__Your instructions__:
A complete answer includes every line below with the word "data".

┌─ Supplied entries

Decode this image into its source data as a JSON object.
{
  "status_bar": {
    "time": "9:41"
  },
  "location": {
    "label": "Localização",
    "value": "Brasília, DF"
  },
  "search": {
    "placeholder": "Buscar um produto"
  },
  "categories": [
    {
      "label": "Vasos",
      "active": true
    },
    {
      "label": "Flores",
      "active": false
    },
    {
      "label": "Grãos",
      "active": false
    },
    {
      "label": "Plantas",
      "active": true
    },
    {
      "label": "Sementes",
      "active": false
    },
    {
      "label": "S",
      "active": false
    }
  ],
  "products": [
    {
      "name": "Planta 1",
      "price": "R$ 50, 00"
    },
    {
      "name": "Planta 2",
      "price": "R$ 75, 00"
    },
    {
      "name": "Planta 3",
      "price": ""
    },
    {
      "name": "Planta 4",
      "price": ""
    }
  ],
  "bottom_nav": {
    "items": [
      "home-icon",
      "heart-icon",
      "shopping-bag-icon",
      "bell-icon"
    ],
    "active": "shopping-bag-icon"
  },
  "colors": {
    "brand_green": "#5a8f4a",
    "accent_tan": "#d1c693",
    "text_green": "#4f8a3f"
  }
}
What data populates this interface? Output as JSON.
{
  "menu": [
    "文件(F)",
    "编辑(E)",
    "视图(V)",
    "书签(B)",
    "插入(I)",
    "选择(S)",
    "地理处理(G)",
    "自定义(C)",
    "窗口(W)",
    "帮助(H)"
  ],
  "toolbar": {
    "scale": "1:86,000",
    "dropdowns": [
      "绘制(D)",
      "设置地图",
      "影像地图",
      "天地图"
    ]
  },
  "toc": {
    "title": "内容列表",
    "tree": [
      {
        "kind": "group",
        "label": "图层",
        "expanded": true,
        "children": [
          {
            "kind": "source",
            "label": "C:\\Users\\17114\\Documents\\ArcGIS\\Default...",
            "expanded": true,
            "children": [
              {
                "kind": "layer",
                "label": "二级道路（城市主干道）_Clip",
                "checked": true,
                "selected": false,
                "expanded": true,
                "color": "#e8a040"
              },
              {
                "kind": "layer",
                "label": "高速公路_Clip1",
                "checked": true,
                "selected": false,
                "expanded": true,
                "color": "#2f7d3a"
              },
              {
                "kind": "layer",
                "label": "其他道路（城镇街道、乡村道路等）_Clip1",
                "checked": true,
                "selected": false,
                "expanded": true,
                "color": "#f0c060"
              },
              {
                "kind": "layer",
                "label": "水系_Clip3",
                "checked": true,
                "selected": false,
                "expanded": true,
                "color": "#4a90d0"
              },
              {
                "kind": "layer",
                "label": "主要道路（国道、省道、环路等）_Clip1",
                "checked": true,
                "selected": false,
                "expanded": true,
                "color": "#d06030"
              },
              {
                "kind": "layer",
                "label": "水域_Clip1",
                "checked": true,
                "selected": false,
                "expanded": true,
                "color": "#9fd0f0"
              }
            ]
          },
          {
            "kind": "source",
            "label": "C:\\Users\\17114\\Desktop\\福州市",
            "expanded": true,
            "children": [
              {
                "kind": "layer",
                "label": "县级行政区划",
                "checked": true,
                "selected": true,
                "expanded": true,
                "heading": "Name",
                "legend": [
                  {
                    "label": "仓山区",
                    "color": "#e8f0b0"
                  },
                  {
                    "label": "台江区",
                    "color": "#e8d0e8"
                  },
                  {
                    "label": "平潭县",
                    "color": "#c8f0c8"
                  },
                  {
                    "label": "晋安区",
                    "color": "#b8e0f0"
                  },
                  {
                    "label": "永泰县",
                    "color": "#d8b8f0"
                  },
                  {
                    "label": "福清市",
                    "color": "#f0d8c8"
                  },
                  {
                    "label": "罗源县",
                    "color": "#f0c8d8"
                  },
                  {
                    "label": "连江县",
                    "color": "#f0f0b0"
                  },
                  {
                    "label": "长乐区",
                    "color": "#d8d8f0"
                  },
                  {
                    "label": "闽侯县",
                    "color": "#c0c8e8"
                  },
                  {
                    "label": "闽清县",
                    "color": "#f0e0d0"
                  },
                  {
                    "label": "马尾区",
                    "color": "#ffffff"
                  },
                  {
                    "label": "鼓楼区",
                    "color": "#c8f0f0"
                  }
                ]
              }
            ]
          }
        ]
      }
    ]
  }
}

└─

__Output of the exercise__:
Decode this image into its source data as a JSON object.
What data populates this interface? Output as JSON.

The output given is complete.